Black voters, especially when voting in a bloc, have often played an integral part in winning presidential campaigns.
African Americans voted in presidential elections in large numbers starting in 1928 with most of their votes going to Republican candidate Herbert Hoover.
Many Blacks voted Republican because of its perception as the Party of Abraham Lincoln, the emancipator. In 1932, a number of Blacks in the northern states bolted from the GOP to Democrat Franklin Delano Roosevelt due to the effects of the Great Depression.
Jennifer Scanlon, a professor of humanities at Bowdoin College in Brunswick, Maine, wrote in an article, “One Reason Why Blacks Rallied to Harry Truman in 1948,” is that Blacks as a constituency had not yet exercised national influence over a presidential election, but 1948, some thought, could be the year.
Scanlon noted that while Blacks favored Roosevelt, they voted Republican in congressional, state and local races because of many white Democrats’ pro-segregation stances. Scanlon credits the efforts of Black political activist Anna Arnold Hedgeman of New York City for increasing Truman’s support among Blacks in the 1948 election.
Hedgeman facilitated a rally in Harlem, then informally known as the “capital of Black America” where Truman spoke, the first time a president visited the New York City neighborhood. When the election results came in, New York strongly went to Republican Thomas Dewey, (he was the governor of the state) but Truman defeated him in Harlem, 90,000 votes to 25,000. Scanlon said Truman won 1948 by a “narrow margin nationally, thanks in part to the Black electorate in northern states like New York.”

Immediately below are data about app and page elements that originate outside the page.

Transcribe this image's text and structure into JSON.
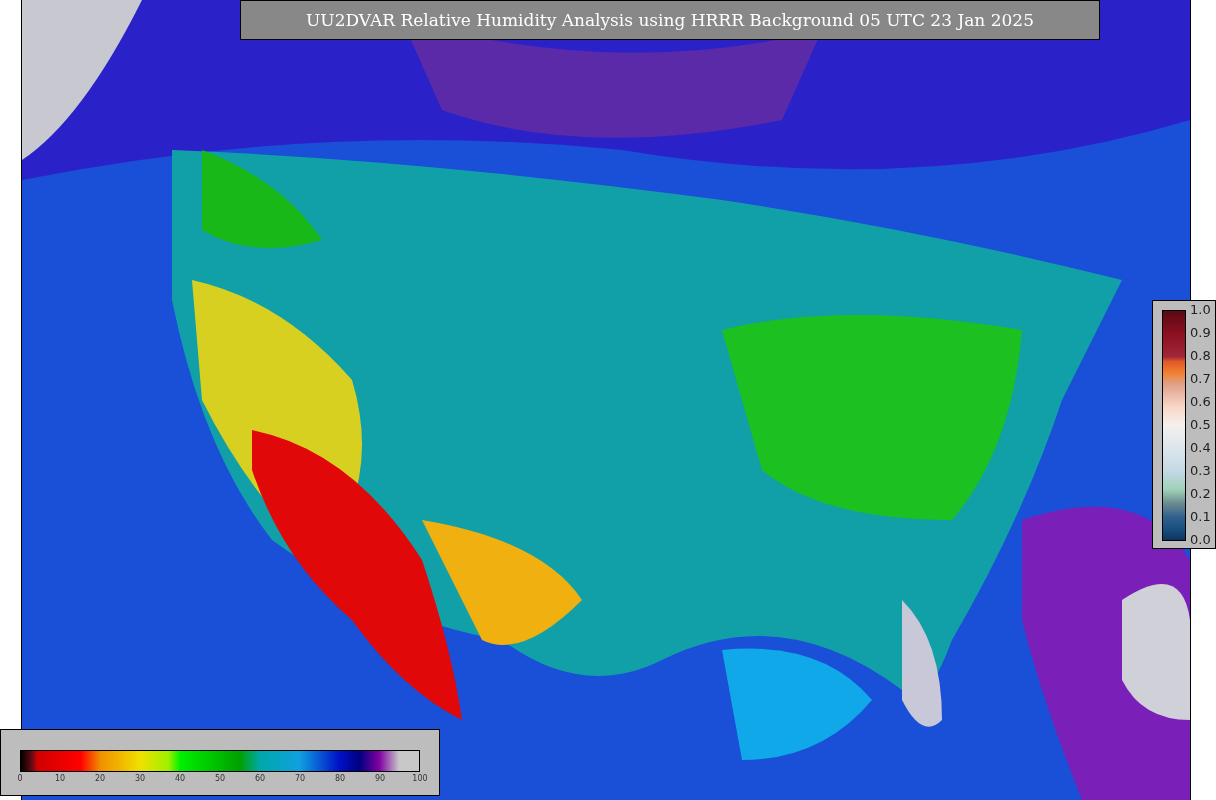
{
  "title": "UU2DVAR Relative Humidity Analysis using HRRR Background 05 UTC 23 Jan 2025",
  "observation_scale": {
    "ticks": [
      "1.0",
      "0.9",
      "0.8",
      "0.7",
      "0.6",
      "0.5",
      "0.4",
      "0.3",
      "0.2",
      "0.1",
      "0.0"
    ]
  },
  "humidity_scale": {
    "ticks": [
      "0",
      "10",
      "20",
      "30",
      "40",
      "50",
      "60",
      "70",
      "80",
      "90",
      "100"
    ]
  }
}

In 1956, President Dwight Eisenhower sought reelection to a second term. Eisenhower campaigned in Black neighborhoods in northern cities talking about his role in abolishing segregation in the military, integrating Washington, D.C. and hiring more African Americans in the Foreign Service than ever before, according to an article by Lincoln M. Fitch, a scholar at Gettysburg College. Eisenhower went on to win re-election over Democrat Adlai Stevenson. U.S. Rep. Adam Clayton Powell (D-N.Y.), who represented Harlem in the Congress, supported Eisenhower. Fitch pointed out that Eisenhower won 36% of the Black vote that election, a feat no Republican hasn’t matched since.
Then there was the 1960 election, when then Democratic candidate Senator John F. Kennedy called Coretta Scott King, wife of civil rights leader the Rev. Dr. Martin Luther King Jr., while her husband languished in an Atlanta jail. A PBS.org article revealed Kennedy’s brother Robert convinced an Atlanta judge to grant King bail. The piece also reported King’s father, known as Daddy King, switched his alliance from Republican candidate Vice President Richard Nixon to Kennedy. That call sparked many northern Blacks to switch their votes to the senator. Kennedy barely won the election with the Black vote playing a decisive role in states such as Illinois, Michigan and New York.

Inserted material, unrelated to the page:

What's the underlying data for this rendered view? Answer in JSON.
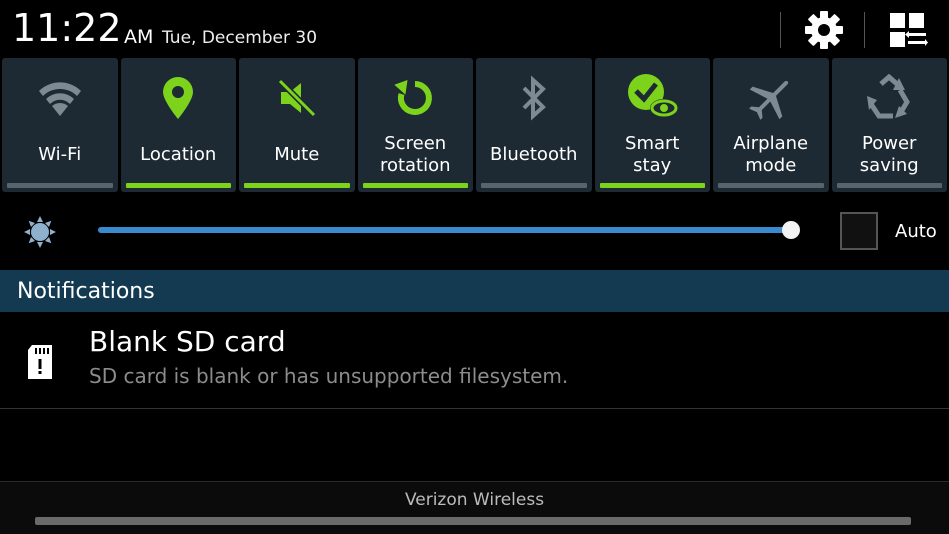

With the passing of the Voting Rights Act of 1965, Blacks voter participation increased substantially in the late 1960s and beyond. However, a November 3, 1976, article in the Harvard Crimson written by Seth Kaplan and James Kaplan said the Black vote put former Georgia Gov. Jimmy Carter, a Democrat, over incumbent Republican president Gerald Ford in that year’s presidential election.

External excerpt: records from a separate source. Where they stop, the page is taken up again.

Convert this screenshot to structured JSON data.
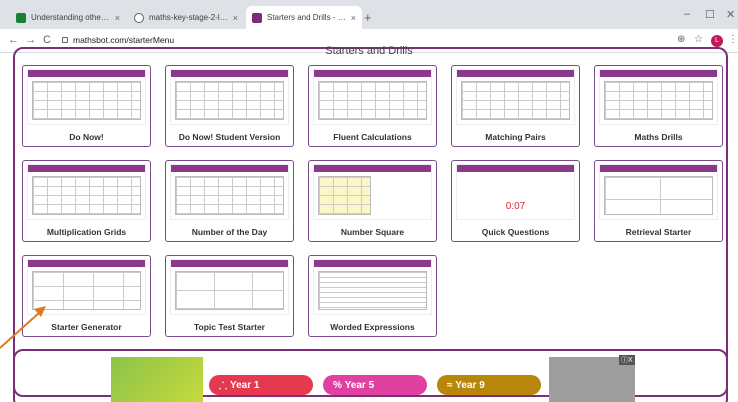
{
  "browser": {
    "tabs": [
      {
        "title": "Understanding other powers of t",
        "color": "#188038"
      },
      {
        "title": "maths-key-stage-2-lesson-MAT",
        "color": "#5f6368"
      },
      {
        "title": "Starters and Drills - Mathsbot.co",
        "color": "#7b2d7b"
      }
    ],
    "tab_close": "×",
    "new_tab": "+",
    "window_controls": {
      "minimize": "–",
      "maximize": "☐",
      "close": "✕"
    },
    "nav": {
      "back": "←",
      "forward": "→",
      "reload": "C"
    },
    "url": "mathsbot.com/starterMenu",
    "toolbar_icons": {
      "zoom": "⊕",
      "star": "☆",
      "menu": "⋮"
    },
    "avatar_letter": "L"
  },
  "page": {
    "heading": "Starters and Drills",
    "accent_color": "#7b2d7b",
    "cards": [
      {
        "label": "Do Now!"
      },
      {
        "label": "Do Now! Student Version"
      },
      {
        "label": "Fluent Calculations"
      },
      {
        "label": "Matching Pairs"
      },
      {
        "label": "Maths Drills"
      },
      {
        "label": "Multiplication Grids"
      },
      {
        "label": "Number of the Day"
      },
      {
        "label": "Number Square"
      },
      {
        "label": "Quick Questions",
        "thumb_text": "0:07"
      },
      {
        "label": "Retrieval Starter"
      },
      {
        "label": "Starter Generator"
      },
      {
        "label": "Topic Test Starter"
      },
      {
        "label": "Worded Expressions"
      }
    ]
  },
  "ad": {
    "buttons": [
      {
        "label": "Year 1",
        "icon": "sparkle-icon",
        "glyph": "⸫",
        "color": "#e53950"
      },
      {
        "label": "Year 5",
        "icon": "percent-icon",
        "glyph": "%",
        "color": "#e040a0"
      },
      {
        "label": "Year 9",
        "icon": "approx-icon",
        "glyph": "≈",
        "color": "#b8860b"
      }
    ],
    "close_label": "ⓘX"
  }
}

They said Carter carried 10 out of the 11 states of the Old Confederacy due to Southern whites and Blacks voting for him. Carter also won states such as Pennsylvania and New York on the strength of the Black vote, the Kaplans reported.
The Black vote made all the difference in 1992 when Arkansas Gov. Bill Clinton, a Democrat, defeated Republican President George W. Bush and independent Ross Perot. Election statistics reveal Clinton won the 1992 race with 83% of the Black vote and re-election four years later with 84% of African Americans’ support. Clinton lost the white vote in 1992 and 1996 by getting only 39% and 43% respectively.
Barack Obama, the first Black elected president, lost the white vote in both his initial election in 2008 and re-election effort, getting 43% in the former and 39% in latter. However, political analysts noted Obama’s Black vote at 95% in 2008 and 93% in 2012 complemented by a high voter turnout among African Americans and young people of all races.
In 2020, former vice president Joe Biden defeated President Donald Trump with 87% of the Black vote, according to Cornell University’s Roper Center.